[Work task]:
Could you retype all of the entries below word for word?

[Data]:
#####

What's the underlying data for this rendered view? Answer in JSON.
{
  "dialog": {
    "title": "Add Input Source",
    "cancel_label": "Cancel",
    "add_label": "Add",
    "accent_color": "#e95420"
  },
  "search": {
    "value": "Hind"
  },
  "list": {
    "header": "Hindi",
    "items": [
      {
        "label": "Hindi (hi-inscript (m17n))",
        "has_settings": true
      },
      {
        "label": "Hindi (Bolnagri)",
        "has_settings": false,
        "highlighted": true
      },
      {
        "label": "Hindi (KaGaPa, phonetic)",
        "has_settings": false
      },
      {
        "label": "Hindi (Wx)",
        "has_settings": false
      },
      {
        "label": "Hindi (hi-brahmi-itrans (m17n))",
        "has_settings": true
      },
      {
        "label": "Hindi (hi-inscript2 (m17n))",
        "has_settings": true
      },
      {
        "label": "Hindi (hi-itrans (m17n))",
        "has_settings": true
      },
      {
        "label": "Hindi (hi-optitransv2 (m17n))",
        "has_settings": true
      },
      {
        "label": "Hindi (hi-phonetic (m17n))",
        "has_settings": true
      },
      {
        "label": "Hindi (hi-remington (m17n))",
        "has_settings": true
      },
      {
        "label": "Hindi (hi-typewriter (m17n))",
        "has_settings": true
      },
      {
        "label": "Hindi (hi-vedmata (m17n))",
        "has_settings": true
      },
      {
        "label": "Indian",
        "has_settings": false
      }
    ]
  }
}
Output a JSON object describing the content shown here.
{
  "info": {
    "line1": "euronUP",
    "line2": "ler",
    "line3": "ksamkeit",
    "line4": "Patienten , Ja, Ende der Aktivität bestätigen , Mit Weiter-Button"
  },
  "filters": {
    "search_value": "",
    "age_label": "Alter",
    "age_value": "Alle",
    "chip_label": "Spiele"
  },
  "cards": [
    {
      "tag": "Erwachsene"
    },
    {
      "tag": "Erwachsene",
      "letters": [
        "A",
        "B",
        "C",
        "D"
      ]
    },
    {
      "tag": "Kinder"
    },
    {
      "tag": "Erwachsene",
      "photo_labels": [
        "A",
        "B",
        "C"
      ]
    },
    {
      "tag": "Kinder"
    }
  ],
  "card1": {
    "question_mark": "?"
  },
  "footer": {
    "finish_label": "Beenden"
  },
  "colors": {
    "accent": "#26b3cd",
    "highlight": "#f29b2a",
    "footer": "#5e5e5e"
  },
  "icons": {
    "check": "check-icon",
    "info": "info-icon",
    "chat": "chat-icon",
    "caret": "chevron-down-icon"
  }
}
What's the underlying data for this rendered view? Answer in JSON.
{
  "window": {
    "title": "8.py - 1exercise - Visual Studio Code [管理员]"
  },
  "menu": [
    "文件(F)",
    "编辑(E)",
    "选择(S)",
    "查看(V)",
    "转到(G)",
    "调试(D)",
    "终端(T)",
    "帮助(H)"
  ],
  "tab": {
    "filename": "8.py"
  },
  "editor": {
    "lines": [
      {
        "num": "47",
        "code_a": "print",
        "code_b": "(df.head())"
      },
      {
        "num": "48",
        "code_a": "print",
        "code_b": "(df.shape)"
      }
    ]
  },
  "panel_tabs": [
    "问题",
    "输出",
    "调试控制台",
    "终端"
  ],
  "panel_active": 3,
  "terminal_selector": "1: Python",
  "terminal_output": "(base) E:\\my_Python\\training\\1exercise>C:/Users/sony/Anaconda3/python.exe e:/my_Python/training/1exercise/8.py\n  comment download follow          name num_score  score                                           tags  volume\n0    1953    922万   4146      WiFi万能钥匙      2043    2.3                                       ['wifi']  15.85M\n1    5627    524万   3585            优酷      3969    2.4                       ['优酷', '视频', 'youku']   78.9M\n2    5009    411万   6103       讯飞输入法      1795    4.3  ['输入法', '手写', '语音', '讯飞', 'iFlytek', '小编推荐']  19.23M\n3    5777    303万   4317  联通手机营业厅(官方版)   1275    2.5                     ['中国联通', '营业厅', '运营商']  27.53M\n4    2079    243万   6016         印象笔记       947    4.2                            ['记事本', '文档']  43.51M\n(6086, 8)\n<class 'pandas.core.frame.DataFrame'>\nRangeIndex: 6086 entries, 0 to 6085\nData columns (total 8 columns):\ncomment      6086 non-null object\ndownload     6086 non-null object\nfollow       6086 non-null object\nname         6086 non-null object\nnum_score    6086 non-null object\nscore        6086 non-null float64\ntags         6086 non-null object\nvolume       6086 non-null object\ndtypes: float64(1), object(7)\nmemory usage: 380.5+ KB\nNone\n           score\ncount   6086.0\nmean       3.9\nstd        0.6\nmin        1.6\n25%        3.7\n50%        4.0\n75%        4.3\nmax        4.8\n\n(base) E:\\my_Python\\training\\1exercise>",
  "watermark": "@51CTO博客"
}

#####

[Exercise solution]:
What's the underlying data for this rendered view? Answer in JSON.
{
  "dialog": {
    "title": "Add Input Source",
    "cancel_label": "Cancel",
    "add_label": "Add",
    "accent_color": "#e95420"
  },
  "search": {
    "value": "Hind"
  },
  "list": {
    "header": "Hindi",
    "items": [
      {
        "label": "Hindi (hi-inscript (m17n))",
        "has_settings": true
      },
      {
        "label": "Hindi (Bolnagri)",
        "has_settings": false,
        "highlighted": true
      },
      {
        "label": "Hindi (KaGaPa, phonetic)",
        "has_settings": false
      },
      {
        "label": "Hindi (Wx)",
        "has_settings": false
      },
      {
        "label": "Hindi (hi-brahmi-itrans (m17n))",
        "has_settings": true
      },
      {
        "label": "Hindi (hi-inscript2 (m17n))",
        "has_settings": true
      },
      {
        "label": "Hindi (hi-itrans (m17n))",
        "has_settings": true
      },
      {
        "label": "Hindi (hi-optitransv2 (m17n))",
        "has_settings": true
      },
      {
        "label": "Hindi (hi-phonetic (m17n))",
        "has_settings": true
      },
      {
        "label": "Hindi (hi-remington (m17n))",
        "has_settings": true
      },
      {
        "label": "Hindi (hi-typewriter (m17n))",
        "has_settings": true
      },
      {
        "label": "Hindi (hi-vedmata (m17n))",
        "has_settings": true
      },
      {
        "label": "Indian",
        "has_settings": false
      }
    ]
  }
}
Output a JSON object describing the content shown here.
{
  "info": {
    "line1": "euronUP",
    "line2": "ler",
    "line3": "ksamkeit",
    "line4": "Patienten , Ja, Ende der Aktivität bestätigen , Mit Weiter-Button"
  },
  "filters": {
    "search_value": "",
    "age_label": "Alter",
    "age_value": "Alle",
    "chip_label": "Spiele"
  },
  "cards": [
    {
      "tag": "Erwachsene"
    },
    {
      "tag": "Erwachsene",
      "letters": [
        "A",
        "B",
        "C",
        "D"
      ]
    },
    {
      "tag": "Kinder"
    },
    {
      "tag": "Erwachsene",
      "photo_labels": [
        "A",
        "B",
        "C"
      ]
    },
    {
      "tag": "Kinder"
    }
  ],
  "card1": {
    "question_mark": "?"
  },
  "footer": {
    "finish_label": "Beenden"
  },
  "colors": {
    "accent": "#26b3cd",
    "highlight": "#f29b2a",
    "footer": "#5e5e5e"
  },
  "icons": {
    "check": "check-icon",
    "info": "info-icon",
    "chat": "chat-icon",
    "caret": "chevron-down-icon"
  }
}
What's the underlying data for this rendered view? Answer in JSON.
{
  "window": {
    "title": "8.py - 1exercise - Visual Studio Code [管理员]"
  },
  "menu": [
    "文件(F)",
    "编辑(E)",
    "选择(S)",
    "查看(V)",
    "转到(G)",
    "调试(D)",
    "终端(T)",
    "帮助(H)"
  ],
  "tab": {
    "filename": "8.py"
  },
  "editor": {
    "lines": [
      {
        "num": "47",
        "code_a": "print",
        "code_b": "(df.head())"
      },
      {
        "num": "48",
        "code_a": "print",
        "code_b": "(df.shape)"
      }
    ]
  },
  "panel_tabs": [
    "问题",
    "输出",
    "调试控制台",
    "终端"
  ],
  "panel_active": 3,
  "terminal_selector": "1: Python",
  "terminal_output": "(base) E:\\my_Python\\training\\1exercise>C:/Users/sony/Anaconda3/python.exe e:/my_Python/training/1exercise/8.py\n  comment download follow          name num_score  score                                           tags  volume\n0    1953    922万   4146      WiFi万能钥匙      2043    2.3                                       ['wifi']  15.85M\n1    5627    524万   3585            优酷      3969    2.4                       ['优酷', '视频', 'youku']   78.9M\n2    5009    411万   6103       讯飞输入法      1795    4.3  ['输入法', '手写', '语音', '讯飞', 'iFlytek', '小编推荐']  19.23M\n3    5777    303万   4317  联通手机营业厅(官方版)   1275    2.5                     ['中国联通', '营业厅', '运营商']  27.53M\n4    2079    243万   6016         印象笔记       947    4.2                            ['记事本', '文档']  43.51M\n(6086, 8)\n<class 'pandas.core.frame.DataFrame'>\nRangeIndex: 6086 entries, 0 to 6085\nData columns (total 8 columns):\ncomment      6086 non-null object\ndownload     6086 non-null object\nfollow       6086 non-null object\nname         6086 non-null object\nnum_score    6086 non-null object\nscore        6086 non-null float64\ntags         6086 non-null object\nvolume       6086 non-null object\ndtypes: float64(1), object(7)\nmemory usage: 380.5+ KB\nNone\n           score\ncount   6086.0\nmean       3.9\nstd        0.6\nmin        1.6\n25%        3.7\n50%        4.0\n75%        4.3\nmax        4.8\n\n(base) E:\\my_Python\\training\\1exercise>",
  "watermark": "@51CTO博客"
}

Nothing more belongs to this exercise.